Carrie Falling is a PhD student at the University of Otago and is carrying out a study on pain in people with IBD.
A recent study from Canada showed that "people living in rural households had lower risk of developing IBD. This association is strongest in young children and adolescents, and in children exposed to the rural environment early in life."
Rotavirus infection of the intestine is a major cause of diarrhoea in infants and children. New research has identified an immune pathway within gut epithelial cells that can detect the virus early and restrict its growth.
Looking beyond what is visible to the naked eye makes the world a much more interesting place.
Scientists in Ireland have linked the gut microbiome with anxiety disorders. The researchers showed that germ-free mice, mice with no gut bacteria, had changes in the part of the brain that controls emotions.

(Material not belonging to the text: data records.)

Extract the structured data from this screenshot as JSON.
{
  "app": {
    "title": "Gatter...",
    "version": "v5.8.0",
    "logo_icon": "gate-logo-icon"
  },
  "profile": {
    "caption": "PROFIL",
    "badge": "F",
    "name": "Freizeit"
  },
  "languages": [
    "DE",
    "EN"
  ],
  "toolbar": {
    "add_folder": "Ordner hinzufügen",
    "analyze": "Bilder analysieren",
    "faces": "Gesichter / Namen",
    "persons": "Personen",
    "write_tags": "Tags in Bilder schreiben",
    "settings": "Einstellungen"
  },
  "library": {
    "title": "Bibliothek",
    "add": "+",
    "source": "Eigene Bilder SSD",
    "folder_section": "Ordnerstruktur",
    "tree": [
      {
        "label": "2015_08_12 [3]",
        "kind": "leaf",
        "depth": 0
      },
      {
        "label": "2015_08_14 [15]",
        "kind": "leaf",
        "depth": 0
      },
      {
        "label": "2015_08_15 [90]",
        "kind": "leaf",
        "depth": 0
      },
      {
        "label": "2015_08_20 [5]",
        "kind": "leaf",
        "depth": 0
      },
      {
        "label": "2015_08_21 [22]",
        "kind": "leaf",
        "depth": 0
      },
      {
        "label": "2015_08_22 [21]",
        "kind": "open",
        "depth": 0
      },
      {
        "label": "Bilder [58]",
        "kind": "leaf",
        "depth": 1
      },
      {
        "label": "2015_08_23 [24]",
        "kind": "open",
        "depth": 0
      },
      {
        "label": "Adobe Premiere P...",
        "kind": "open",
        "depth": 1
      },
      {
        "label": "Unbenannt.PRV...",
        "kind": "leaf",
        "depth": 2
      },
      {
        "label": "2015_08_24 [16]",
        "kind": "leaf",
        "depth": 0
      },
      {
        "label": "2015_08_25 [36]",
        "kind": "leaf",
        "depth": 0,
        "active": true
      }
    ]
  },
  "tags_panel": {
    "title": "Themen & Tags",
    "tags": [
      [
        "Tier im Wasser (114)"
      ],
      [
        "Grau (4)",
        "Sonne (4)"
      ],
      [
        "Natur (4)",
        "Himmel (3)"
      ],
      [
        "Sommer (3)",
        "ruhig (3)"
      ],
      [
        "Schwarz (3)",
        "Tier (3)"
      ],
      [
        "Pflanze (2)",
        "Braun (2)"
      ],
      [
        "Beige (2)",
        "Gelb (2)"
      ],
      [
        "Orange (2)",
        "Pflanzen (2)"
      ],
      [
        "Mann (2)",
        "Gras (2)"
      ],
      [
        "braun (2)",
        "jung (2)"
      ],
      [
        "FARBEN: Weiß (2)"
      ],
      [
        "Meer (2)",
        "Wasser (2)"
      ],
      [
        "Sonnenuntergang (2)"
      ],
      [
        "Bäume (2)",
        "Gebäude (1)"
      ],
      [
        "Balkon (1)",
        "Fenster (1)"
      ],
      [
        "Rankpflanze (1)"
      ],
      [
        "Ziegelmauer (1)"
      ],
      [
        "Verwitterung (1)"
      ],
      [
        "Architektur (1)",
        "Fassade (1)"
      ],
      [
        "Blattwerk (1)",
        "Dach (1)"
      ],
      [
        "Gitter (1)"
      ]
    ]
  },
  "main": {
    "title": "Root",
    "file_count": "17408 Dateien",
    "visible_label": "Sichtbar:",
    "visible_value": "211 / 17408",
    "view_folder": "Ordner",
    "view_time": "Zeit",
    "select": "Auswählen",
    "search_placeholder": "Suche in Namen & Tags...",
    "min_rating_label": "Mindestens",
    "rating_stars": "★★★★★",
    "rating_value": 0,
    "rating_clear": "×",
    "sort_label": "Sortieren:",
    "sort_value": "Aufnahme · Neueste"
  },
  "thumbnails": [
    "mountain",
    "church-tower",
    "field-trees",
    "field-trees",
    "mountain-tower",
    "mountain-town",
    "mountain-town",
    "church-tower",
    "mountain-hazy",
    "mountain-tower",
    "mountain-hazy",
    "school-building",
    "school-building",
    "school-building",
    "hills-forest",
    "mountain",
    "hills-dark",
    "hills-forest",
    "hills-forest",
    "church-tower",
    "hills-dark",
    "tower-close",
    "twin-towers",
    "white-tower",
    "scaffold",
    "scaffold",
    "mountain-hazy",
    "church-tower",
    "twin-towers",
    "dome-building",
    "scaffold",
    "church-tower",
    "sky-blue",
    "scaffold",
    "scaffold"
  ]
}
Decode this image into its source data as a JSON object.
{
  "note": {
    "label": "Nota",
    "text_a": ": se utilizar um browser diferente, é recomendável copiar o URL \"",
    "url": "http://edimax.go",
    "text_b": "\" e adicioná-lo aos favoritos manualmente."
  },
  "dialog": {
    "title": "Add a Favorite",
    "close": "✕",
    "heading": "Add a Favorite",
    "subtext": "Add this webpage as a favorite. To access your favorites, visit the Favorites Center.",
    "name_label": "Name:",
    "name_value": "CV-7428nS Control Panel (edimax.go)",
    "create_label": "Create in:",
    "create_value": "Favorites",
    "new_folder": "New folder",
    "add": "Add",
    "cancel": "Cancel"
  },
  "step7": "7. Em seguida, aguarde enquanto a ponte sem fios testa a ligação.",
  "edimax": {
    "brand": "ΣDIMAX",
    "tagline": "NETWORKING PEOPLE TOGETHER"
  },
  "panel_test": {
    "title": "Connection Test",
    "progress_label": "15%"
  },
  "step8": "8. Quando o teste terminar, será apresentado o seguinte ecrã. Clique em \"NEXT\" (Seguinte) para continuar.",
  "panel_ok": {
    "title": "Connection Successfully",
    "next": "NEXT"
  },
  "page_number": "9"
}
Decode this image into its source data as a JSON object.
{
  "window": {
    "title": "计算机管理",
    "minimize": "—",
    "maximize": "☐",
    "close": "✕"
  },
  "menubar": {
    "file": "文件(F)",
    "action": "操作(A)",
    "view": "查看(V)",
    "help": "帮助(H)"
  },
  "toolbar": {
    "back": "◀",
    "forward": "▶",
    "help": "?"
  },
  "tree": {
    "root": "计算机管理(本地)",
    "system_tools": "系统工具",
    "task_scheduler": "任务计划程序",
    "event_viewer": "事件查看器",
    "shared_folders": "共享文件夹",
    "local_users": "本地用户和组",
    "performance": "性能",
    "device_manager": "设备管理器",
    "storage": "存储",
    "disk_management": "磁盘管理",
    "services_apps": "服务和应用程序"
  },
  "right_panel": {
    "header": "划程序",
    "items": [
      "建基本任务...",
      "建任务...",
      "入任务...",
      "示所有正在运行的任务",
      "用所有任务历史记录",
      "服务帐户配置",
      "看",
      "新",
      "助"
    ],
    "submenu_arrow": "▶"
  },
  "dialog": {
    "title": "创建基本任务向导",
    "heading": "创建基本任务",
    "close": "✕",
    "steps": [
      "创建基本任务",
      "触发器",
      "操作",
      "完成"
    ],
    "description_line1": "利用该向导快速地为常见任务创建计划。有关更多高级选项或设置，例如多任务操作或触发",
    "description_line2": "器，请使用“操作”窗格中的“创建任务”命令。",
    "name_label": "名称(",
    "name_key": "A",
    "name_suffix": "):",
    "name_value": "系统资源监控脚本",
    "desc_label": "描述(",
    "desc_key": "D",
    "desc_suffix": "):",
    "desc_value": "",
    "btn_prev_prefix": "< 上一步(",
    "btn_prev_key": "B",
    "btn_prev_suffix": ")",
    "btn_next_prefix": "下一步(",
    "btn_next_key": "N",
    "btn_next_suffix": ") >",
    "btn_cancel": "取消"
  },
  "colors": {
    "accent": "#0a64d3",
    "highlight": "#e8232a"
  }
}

Scientists in the US have recently shown the feasibility of growing intestines in the lab, complete with nerves and muscles.